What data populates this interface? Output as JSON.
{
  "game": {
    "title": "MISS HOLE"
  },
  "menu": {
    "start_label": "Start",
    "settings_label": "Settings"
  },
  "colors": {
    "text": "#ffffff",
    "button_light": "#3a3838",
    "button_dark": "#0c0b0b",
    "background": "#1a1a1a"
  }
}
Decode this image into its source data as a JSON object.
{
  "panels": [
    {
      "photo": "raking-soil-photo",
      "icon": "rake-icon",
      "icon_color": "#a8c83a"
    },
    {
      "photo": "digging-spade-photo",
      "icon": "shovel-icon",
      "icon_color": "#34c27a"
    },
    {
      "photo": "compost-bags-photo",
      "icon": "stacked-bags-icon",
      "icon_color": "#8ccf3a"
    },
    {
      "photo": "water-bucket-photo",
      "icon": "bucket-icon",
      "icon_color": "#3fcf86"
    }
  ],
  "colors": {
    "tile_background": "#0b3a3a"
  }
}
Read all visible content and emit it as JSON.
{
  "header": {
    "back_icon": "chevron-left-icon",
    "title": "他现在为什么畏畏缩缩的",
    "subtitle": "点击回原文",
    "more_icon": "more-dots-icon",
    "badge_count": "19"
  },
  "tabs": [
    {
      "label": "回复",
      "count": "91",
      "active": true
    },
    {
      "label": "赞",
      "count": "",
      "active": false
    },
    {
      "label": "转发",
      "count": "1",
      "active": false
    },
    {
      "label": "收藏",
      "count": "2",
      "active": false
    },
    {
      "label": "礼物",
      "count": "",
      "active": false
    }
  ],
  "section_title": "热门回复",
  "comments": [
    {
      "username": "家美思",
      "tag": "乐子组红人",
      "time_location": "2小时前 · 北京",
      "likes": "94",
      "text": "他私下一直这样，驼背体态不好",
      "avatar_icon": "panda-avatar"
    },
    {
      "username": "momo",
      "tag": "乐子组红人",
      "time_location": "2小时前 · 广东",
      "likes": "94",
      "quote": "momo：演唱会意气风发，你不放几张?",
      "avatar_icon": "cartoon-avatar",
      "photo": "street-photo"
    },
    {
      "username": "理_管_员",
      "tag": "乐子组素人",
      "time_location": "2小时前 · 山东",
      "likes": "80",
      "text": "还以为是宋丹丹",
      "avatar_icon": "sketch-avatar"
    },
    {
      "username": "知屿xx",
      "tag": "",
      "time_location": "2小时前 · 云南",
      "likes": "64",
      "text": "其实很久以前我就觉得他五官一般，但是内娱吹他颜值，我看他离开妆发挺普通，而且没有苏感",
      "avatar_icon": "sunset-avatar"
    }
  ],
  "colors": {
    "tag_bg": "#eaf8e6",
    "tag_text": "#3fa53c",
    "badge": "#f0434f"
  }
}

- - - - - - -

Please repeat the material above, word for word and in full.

◆ **Result for this task**:
What data populates this interface? Output as JSON.
{
  "game": {
    "title": "MISS HOLE"
  },
  "menu": {
    "start_label": "Start",
    "settings_label": "Settings"
  },
  "colors": {
    "text": "#ffffff",
    "button_light": "#3a3838",
    "button_dark": "#0c0b0b",
    "background": "#1a1a1a"
  }
}
Decode this image into its source data as a JSON object.
{
  "panels": [
    {
      "photo": "raking-soil-photo",
      "icon": "rake-icon",
      "icon_color": "#a8c83a"
    },
    {
      "photo": "digging-spade-photo",
      "icon": "shovel-icon",
      "icon_color": "#34c27a"
    },
    {
      "photo": "compost-bags-photo",
      "icon": "stacked-bags-icon",
      "icon_color": "#8ccf3a"
    },
    {
      "photo": "water-bucket-photo",
      "icon": "bucket-icon",
      "icon_color": "#3fcf86"
    }
  ],
  "colors": {
    "tile_background": "#0b3a3a"
  }
}
Read all visible content and emit it as JSON.
{
  "header": {
    "back_icon": "chevron-left-icon",
    "title": "他现在为什么畏畏缩缩的",
    "subtitle": "点击回原文",
    "more_icon": "more-dots-icon",
    "badge_count": "19"
  },
  "tabs": [
    {
      "label": "回复",
      "count": "91",
      "active": true
    },
    {
      "label": "赞",
      "count": "",
      "active": false
    },
    {
      "label": "转发",
      "count": "1",
      "active": false
    },
    {
      "label": "收藏",
      "count": "2",
      "active": false
    },
    {
      "label": "礼物",
      "count": "",
      "active": false
    }
  ],
  "section_title": "热门回复",
  "comments": [
    {
      "username": "家美思",
      "tag": "乐子组红人",
      "time_location": "2小时前 · 北京",
      "likes": "94",
      "text": "他私下一直这样，驼背体态不好",
      "avatar_icon": "panda-avatar"
    },
    {
      "username": "momo",
      "tag": "乐子组红人",
      "time_location": "2小时前 · 广东",
      "likes": "94",
      "quote": "momo：演唱会意气风发，你不放几张?",
      "avatar_icon": "cartoon-avatar",
      "photo": "street-photo"
    },
    {
      "username": "理_管_员",
      "tag": "乐子组素人",
      "time_location": "2小时前 · 山东",
      "likes": "80",
      "text": "还以为是宋丹丹",
      "avatar_icon": "sketch-avatar"
    },
    {
      "username": "知屿xx",
      "tag": "",
      "time_location": "2小时前 · 云南",
      "likes": "64",
      "text": "其实很久以前我就觉得他五官一般，但是内娱吹他颜值，我看他离开妆发挺普通，而且没有苏感",
      "avatar_icon": "sunset-avatar"
    }
  ],
  "colors": {
    "tag_bg": "#eaf8e6",
    "tag_text": "#3fa53c",
    "badge": "#f0434f"
  }
}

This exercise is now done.